    Francesco Saverio Stentella Lopes, Timothy King, Jonathan Williams, Abhishek Srivastav (2021)Disruptive technology in banking and finance: an international perspective on FinTech Palgrave Macmillan

    This book exemplifies the potential of FinTech to deliver important economic and societal gains, such as enhancing competition and financial inclusion to deliver tailored financial products and services at more affordable prices and at greater convenience. The emergence of FinTech directly challenges the business models of incumbent financial intermediaries like banks, which are adapting by developing their own FinTech offerings and partnering with FinTech and large technology firms. FinTech also constitutes both known and unknown risks to financial stability and challenges regulators to evaluate whether existing regulations are sufficient. The emergence of FinTech as a global phenomenon requires insightful cross-country analysis and different perspectives to evaluate its development and associated opportunities and challenges. This book will be of interest to practitioners, regulators and students of this essential enabling technology that is a major component of the Fourth Industrial Revolution.

    Malek El Diri, Timothy King, Laima Spokeviciute, Jonathan Williams (2021)Hands in the cookie jar: Exploiting loan loss provisions under bank financial distress, In: Economics letters209110098 Elsevier

    We investigate earnings management (EM) behaviour at failed banks by examining the intensity and direction of EM around FDIC-insured commercial bank failures. Our empirical analysis indicates that failing banks engage in EM to a significantly greater extent than non-failing banks. Our results show that failing banks’ discretion over loan loss provisions ranges from aggressive (upwards EM) to conservative (downwards EM).

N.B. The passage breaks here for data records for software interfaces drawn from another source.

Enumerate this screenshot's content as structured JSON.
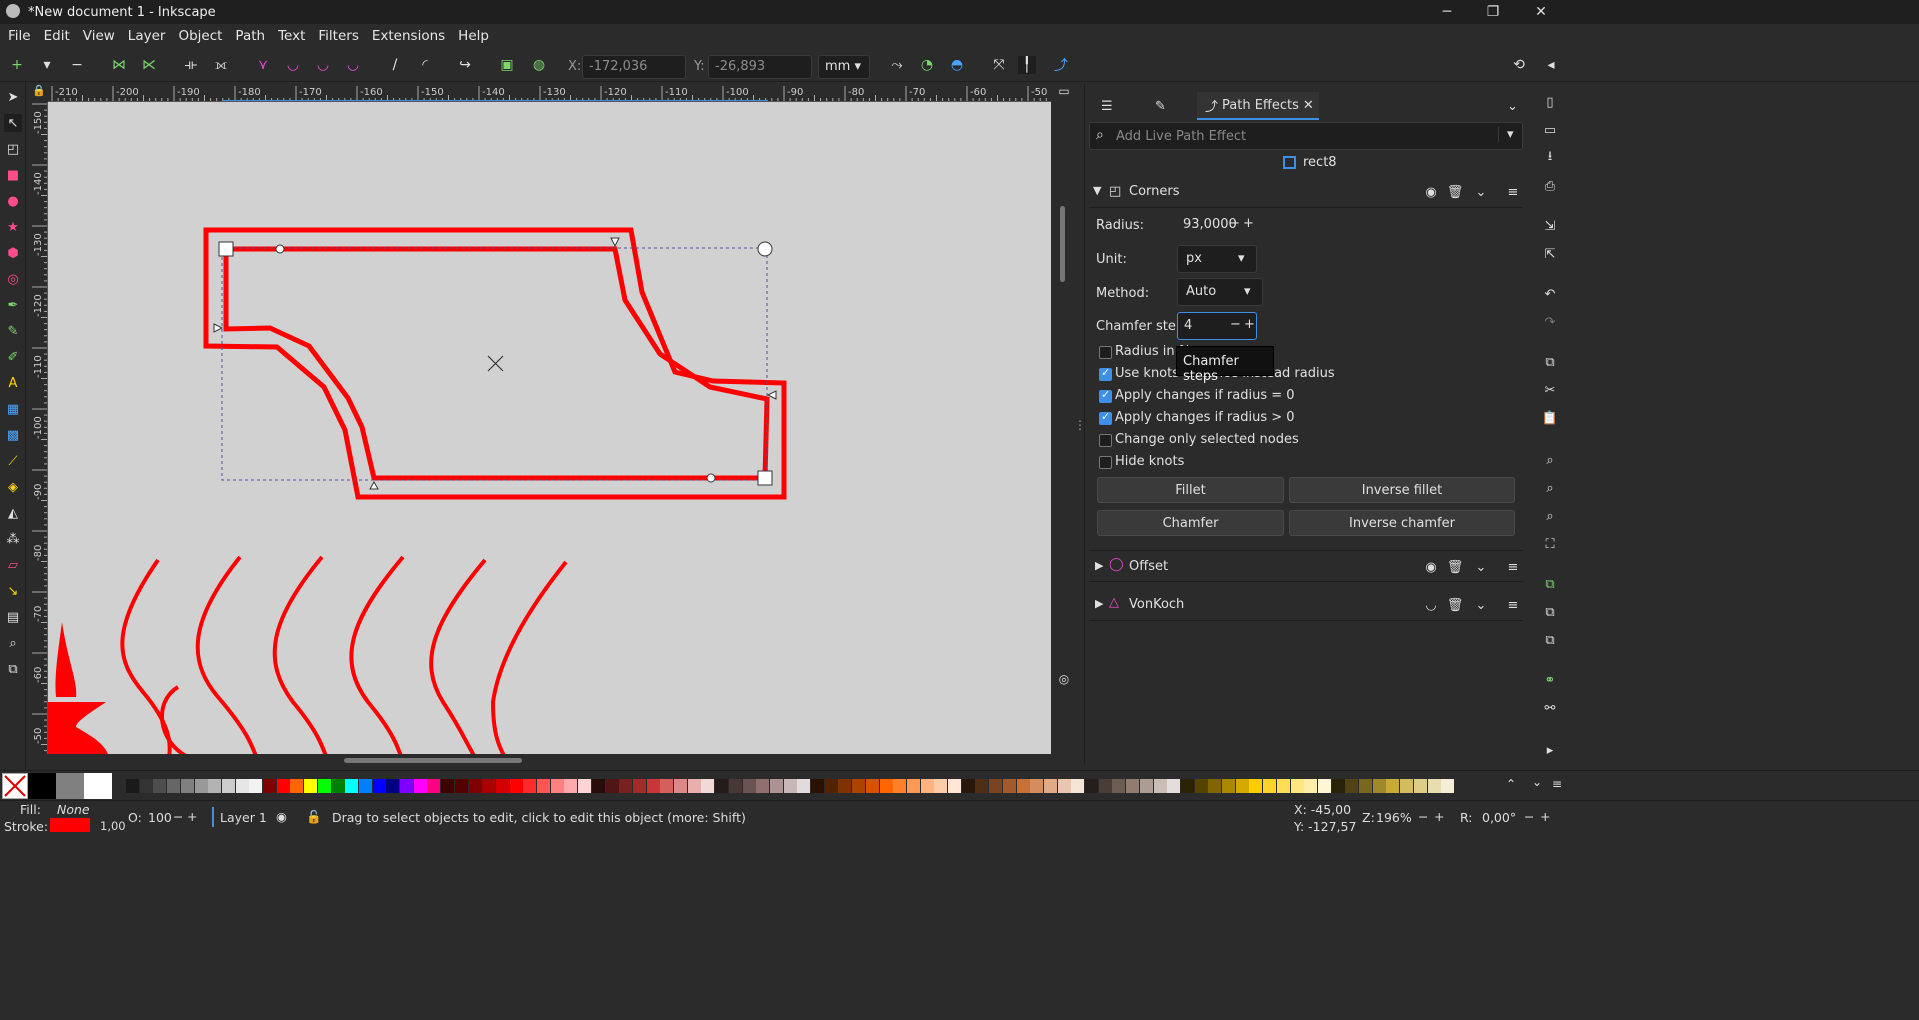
{
  "window": {
    "title": "*New document 1 - Inkscape"
  },
  "menu": [
    "File",
    "Edit",
    "View",
    "Layer",
    "Object",
    "Path",
    "Text",
    "Filters",
    "Extensions",
    "Help"
  ],
  "toolbar": {
    "x_label": "X:",
    "x_value": "-172,036",
    "y_label": "Y:",
    "y_value": "-26,893",
    "unit": "mm"
  },
  "ruler": {
    "h_ticks": [
      "-210",
      "-200",
      "-190",
      "-180",
      "-170",
      "-160",
      "-150",
      "-140",
      "-130",
      "-120",
      "-110",
      "-100",
      "-90",
      "-80",
      "-70",
      "-60",
      "-50"
    ],
    "v_ticks": [
      "-150",
      "-140",
      "-130",
      "-120",
      "-110",
      "-100",
      "-90",
      "-80",
      "-70",
      "-60",
      "-50"
    ]
  },
  "dock": {
    "tab_label": "Path Effects",
    "search_placeholder": "Add Live Path Effect",
    "object_name": "rect8",
    "effects": [
      {
        "name": "Corners",
        "expanded": true
      },
      {
        "name": "Offset",
        "expanded": false
      },
      {
        "name": "VonKoch",
        "expanded": false
      }
    ],
    "corners": {
      "radius_label": "Radius:",
      "radius_value": "93,0000",
      "unit_label": "Unit:",
      "unit_value": "px",
      "method_label": "Method:",
      "method_value": "Auto",
      "chamfer_label": "Chamfer steps:",
      "chamfer_value": "4",
      "checkboxes": [
        {
          "label": "Radius in %",
          "checked": false
        },
        {
          "label": "Use knots distance instead radius",
          "checked": true
        },
        {
          "label": "Apply changes if radius = 0",
          "checked": true
        },
        {
          "label": "Apply changes if radius > 0",
          "checked": true
        },
        {
          "label": "Change only selected nodes",
          "checked": false
        },
        {
          "label": "Hide knots",
          "checked": false
        }
      ],
      "buttons": [
        "Fillet",
        "Inverse fillet",
        "Chamfer",
        "Inverse chamfer"
      ]
    },
    "tooltip": "Chamfer steps"
  },
  "status": {
    "fill_label": "Fill:",
    "fill_value": "None",
    "stroke_label": "Stroke:",
    "stroke_width": "1,00",
    "opacity_label": "O:",
    "opacity_value": "100",
    "layer": "Layer 1",
    "message": "Drag to select objects to edit, click to edit this object (more: Shift)",
    "cursor_x": "X: -45,00",
    "cursor_y": "Y: -127,57",
    "zoom_label": "Z:",
    "zoom_value": "196%",
    "rotate_label": "R:",
    "rotate_value": "0,00°"
  },
  "colors": {
    "accent": "#3d8fe8",
    "stroke_red": "#ff0000"
  }
}
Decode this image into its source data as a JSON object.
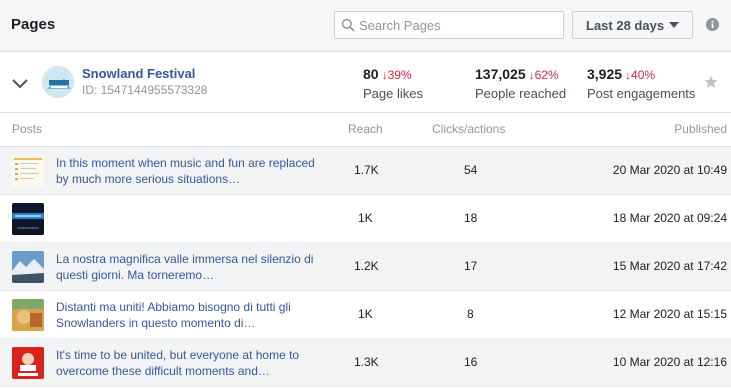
{
  "header": {
    "title": "Pages",
    "search_placeholder": "Search Pages",
    "date_range": "Last 28 days"
  },
  "page": {
    "name": "Snowland Festival",
    "id_text": "ID: 1547144955573328",
    "stats": [
      {
        "value": "80",
        "delta": "39%",
        "label": "Page likes"
      },
      {
        "value": "137,025",
        "delta": "62%",
        "label": "People reached"
      },
      {
        "value": "3,925",
        "delta": "40%",
        "label": "Post engagements"
      }
    ]
  },
  "table": {
    "columns": [
      "Posts",
      "Reach",
      "Clicks/actions",
      "Published"
    ],
    "rows": [
      {
        "text": "In this moment when music and fun are replaced by much more serious situations…",
        "reach": "1.7K",
        "clicks": "54",
        "published": "20 Mar 2020 at 10:49"
      },
      {
        "text": "",
        "reach": "1K",
        "clicks": "18",
        "published": "18 Mar 2020 at 09:24"
      },
      {
        "text": "La nostra magnifica valle immersa nel silenzio di questi giorni. Ma torneremo…",
        "reach": "1.2K",
        "clicks": "17",
        "published": "15 Mar 2020 at 17:42"
      },
      {
        "text": "Distanti ma uniti! Abbiamo bisogno di tutti gli Snowlanders in questo momento di…",
        "reach": "1K",
        "clicks": "8",
        "published": "12 Mar 2020 at 15:15"
      },
      {
        "text": "It's time to be united, but everyone at home to overcome these difficult moments and…",
        "reach": "1.3K",
        "clicks": "16",
        "published": "10 Mar 2020 at 12:16"
      }
    ]
  },
  "colors": {
    "link": "#365899",
    "negative_delta": "#e41e3f",
    "header_bg": "#f5f6f7"
  }
}
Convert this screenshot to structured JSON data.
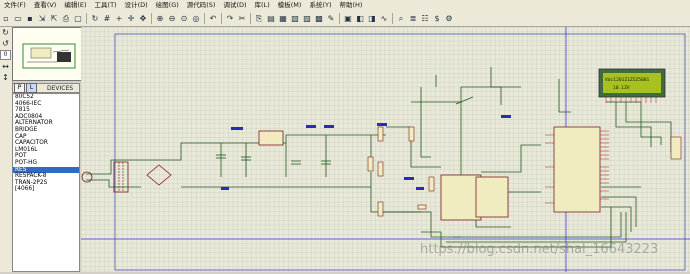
{
  "menu": [
    "文件(F)",
    "查看(V)",
    "编辑(E)",
    "工具(T)",
    "设计(D)",
    "绘图(G)",
    "源代码(S)",
    "调试(D)",
    "库(L)",
    "模板(M)",
    "系统(Y)",
    "帮助(H)"
  ],
  "toolbar_icons": [
    "new-icon",
    "open-icon",
    "save-icon",
    "import-icon",
    "export-icon",
    "print-icon",
    "area-icon",
    "refresh-icon",
    "grid-icon",
    "origin-icon",
    "crosshair-icon",
    "pan-icon",
    "zoom-in-icon",
    "zoom-out-icon",
    "zoom-all-icon",
    "zoom-area-icon",
    "undo-icon",
    "redo-icon",
    "cut-icon",
    "copy-icon",
    "paste-icon",
    "block-copy-icon",
    "block-move-icon",
    "block-rotate-icon",
    "block-delete-icon",
    "pick-device-icon",
    "make-device-icon",
    "package-icon",
    "decompose-icon",
    "wire-autoroute-icon",
    "search-icon",
    "property-icon",
    "netlist-icon",
    "bom-icon",
    "ares-icon"
  ],
  "left_tools": [
    "rotate-cw-icon",
    "rotate-ccw-icon",
    "0",
    "flip-h-icon",
    "flip-v-icon"
  ],
  "device_panel": {
    "p_btn": "P",
    "l_btn": "L",
    "label": "DEVICES"
  },
  "devices": [
    "80C52",
    "4066-IEC",
    "7815",
    "ADC0804",
    "ALTERNATOR",
    "BRIDGE",
    "CAP",
    "CAPACITOR",
    "LM016L",
    "POT",
    "POT-HG",
    "RES",
    "RESPACK-8",
    "TRAN-2P2S",
    "[4066]"
  ],
  "selected_device": "RES",
  "lcd": {
    "line1": "Vdc1201Z1Z5Z5001",
    "line2": "10.1ZV"
  },
  "watermark": "https://blog.csdn.net/shal_16643223"
}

    Alessio Bongiovanni, Alessio Reghezza, RI Santamaría, Jonathan Williams (2021)Do negative interest rates affect bank risk-taking?, In: Journal of empirical finance63pp. 350-364 Elsevier B.V

    We offer early evidence on the impact of negative interest rate policy (NIRP) on banks’ risk-taking. Our primary result shows banks in NIRP-adopter countries reduce holdings of risky assets by around 10 percentage points following implementation of NIRP in comparison to banks in non-adopter countries. We augment this result by identifying NIRP’s impact on other aspects of banks’ risk-taking behaviour; NIRP is associated with reductions in banks’ loan growth and average loan price (by 3.7 percentage points and 59 basis points) and a rebalancing of asset portfolios towards safer assets. Secondly, we find the NIRP-effect is heterogeneous; post-NIRP risk-taking increases at strongly capitalised banks and at banks operating in less competitive markets that exploit market power to insulate net interest margins and profitability. Our robust empirical evidence supports the “de-leverage” hypothesis which suggests that banks acquire safer, liquid assets to bolster their capital positions rather than searching for value by acquiring riskier assets. We base our evidence on a sample of 2,584 banks from 33 OECD countries across 2012 to 2016, and from models that employ a difference-in-differences framework. •Negative interest rate policy per se does not increase bank risk-taking.•In NIRP adopting countries banks constrain risk-taking preferring safer liquid assets.•The NIRP effect is heterogeneous.•Better capitalised banks increase risk-taking post NIRP.•Banks operating in less competitive markets increase risk-taking post NIRP.

    Additional publications